msi_z170a_gaming_m7_rot3Although MSI offers fancier motherboards, the Z170A Gaming M7 would be where I spend my money. I am of the perhaps parochial opinion that desktop motherboards should connect with Ethernet and use wired keyboards; and if my aging ears cannot detect the difference between the Realtek ALC1150-based audio on this board and whatever super system is used on the fancier motherboards, well, honestly, I probably couldn’t have detected the difference when I was 20, either.

In the last section I’ll present my conclusion based on the testing and features of this motherboard.


<< PREVIOUS            NEXT >>


  1. Kristijan Vragović

    I have a question about motherboard that really bugs me since i would like to use MSI boards in the future. Fan headers that are on my MSI Z87 G65 gaming motherboard offer PWM control only on CPU header while other 3 offer just voltage control. So. what i wanna know is have MSI changed things a little bit and put PWM control on all 5 fan headers or is the situation the same as i described it for my MB. Thanks

    1. Olin Coles

      It’s going to be different for every motherboard model, and then, making things a bit more difficult, some UEFI/BIOS settings will allow you to change a fan header to turn PWM on or off. You might want to look into the settings on your board to see if this isn’t already possible.

Leave a Reply

Your email address will not be published. Required fields are marked *
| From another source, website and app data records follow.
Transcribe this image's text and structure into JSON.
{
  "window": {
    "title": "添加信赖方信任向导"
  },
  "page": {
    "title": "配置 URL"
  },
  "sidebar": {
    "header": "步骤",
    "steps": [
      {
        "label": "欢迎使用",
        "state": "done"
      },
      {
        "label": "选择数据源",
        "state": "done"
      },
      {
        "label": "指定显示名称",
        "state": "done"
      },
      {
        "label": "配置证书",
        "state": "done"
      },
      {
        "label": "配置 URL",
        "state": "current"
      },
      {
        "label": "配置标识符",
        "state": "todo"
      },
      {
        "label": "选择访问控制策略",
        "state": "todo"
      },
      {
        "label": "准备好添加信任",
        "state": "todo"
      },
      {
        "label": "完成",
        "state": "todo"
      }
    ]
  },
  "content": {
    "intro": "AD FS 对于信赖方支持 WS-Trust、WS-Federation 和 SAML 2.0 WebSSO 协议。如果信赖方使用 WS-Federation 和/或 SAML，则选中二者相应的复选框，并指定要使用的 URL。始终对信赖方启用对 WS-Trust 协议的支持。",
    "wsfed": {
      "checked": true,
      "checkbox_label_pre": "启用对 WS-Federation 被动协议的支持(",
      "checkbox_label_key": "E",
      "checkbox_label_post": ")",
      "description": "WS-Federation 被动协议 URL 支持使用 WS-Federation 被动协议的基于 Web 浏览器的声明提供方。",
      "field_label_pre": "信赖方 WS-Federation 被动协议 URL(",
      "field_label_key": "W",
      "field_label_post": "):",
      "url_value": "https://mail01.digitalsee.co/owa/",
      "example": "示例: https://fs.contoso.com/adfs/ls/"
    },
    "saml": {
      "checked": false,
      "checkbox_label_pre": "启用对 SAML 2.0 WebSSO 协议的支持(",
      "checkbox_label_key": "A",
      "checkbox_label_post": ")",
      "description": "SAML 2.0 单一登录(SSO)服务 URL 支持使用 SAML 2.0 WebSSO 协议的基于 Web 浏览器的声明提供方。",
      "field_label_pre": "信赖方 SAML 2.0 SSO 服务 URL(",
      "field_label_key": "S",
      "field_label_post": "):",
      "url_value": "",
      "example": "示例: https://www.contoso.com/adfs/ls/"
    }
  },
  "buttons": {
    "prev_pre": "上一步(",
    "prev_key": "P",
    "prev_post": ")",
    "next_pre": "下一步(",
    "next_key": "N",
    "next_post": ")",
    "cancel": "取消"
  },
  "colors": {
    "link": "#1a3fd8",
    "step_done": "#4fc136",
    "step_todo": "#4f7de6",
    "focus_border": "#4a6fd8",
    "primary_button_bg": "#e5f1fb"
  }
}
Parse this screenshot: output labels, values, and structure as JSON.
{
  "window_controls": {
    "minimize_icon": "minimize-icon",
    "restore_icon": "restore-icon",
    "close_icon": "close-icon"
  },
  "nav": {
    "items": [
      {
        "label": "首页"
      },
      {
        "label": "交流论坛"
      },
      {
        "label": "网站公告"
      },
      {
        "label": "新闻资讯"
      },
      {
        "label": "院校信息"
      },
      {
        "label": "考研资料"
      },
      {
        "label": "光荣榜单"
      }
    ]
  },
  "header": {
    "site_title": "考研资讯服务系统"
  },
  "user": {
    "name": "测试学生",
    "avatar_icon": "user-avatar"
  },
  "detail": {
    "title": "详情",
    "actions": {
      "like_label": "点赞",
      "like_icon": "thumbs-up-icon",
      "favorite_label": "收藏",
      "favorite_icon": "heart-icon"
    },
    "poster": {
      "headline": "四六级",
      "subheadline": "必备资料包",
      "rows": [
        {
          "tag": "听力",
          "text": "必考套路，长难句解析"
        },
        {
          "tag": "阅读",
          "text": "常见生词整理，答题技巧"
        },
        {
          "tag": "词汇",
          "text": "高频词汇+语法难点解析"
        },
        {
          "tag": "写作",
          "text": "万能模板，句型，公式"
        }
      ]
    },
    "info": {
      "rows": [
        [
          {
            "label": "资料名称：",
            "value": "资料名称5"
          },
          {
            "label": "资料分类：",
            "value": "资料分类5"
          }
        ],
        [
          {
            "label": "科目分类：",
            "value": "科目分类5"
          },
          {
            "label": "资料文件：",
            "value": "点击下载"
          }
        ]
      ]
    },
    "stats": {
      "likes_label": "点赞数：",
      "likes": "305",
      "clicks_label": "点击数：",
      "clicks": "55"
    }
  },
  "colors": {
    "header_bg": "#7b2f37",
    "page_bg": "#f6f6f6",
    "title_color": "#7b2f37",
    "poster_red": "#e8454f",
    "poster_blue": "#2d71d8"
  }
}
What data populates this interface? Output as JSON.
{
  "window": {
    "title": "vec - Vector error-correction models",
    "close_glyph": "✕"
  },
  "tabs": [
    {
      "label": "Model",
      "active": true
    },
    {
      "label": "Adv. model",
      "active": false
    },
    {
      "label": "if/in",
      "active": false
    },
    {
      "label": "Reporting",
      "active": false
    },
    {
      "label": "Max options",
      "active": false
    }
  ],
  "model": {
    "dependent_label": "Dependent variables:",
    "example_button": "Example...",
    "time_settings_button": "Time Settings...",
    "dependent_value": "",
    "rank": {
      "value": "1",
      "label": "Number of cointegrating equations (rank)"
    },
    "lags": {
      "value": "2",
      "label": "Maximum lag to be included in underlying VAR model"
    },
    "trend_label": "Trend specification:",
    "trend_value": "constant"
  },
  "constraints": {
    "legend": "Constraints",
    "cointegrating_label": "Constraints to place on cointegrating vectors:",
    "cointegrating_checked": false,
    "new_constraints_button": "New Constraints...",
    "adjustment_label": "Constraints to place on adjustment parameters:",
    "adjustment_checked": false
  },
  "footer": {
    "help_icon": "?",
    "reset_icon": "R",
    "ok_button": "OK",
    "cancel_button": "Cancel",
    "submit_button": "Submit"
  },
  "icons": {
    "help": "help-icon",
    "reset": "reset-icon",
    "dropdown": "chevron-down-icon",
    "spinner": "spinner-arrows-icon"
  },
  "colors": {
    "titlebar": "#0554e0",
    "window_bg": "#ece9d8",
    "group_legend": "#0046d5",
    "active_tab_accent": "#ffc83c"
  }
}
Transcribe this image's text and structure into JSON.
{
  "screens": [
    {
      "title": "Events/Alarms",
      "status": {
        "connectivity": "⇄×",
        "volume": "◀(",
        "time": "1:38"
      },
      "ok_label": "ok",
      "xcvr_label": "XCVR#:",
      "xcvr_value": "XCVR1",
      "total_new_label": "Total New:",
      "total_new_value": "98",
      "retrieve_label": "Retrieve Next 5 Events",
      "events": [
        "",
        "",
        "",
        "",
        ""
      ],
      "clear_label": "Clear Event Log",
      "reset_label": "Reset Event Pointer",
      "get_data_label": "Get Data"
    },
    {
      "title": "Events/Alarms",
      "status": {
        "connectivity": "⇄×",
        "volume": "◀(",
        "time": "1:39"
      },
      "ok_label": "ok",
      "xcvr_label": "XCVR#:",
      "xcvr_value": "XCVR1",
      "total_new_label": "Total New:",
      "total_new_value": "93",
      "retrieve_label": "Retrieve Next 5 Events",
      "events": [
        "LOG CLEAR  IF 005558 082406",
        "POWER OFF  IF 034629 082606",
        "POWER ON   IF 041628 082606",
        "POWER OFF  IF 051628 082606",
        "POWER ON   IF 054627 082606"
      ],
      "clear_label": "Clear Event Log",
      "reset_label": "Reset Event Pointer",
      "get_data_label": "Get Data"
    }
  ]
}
You may use these HTML tags and attributes: <a href="" title=""> <abbr title=""> <acronym title=""> <b> <blockquote cite=""> <cite> <code> <del datetime=""> <em> <i> <q cite=""> <s> <strike> <strong>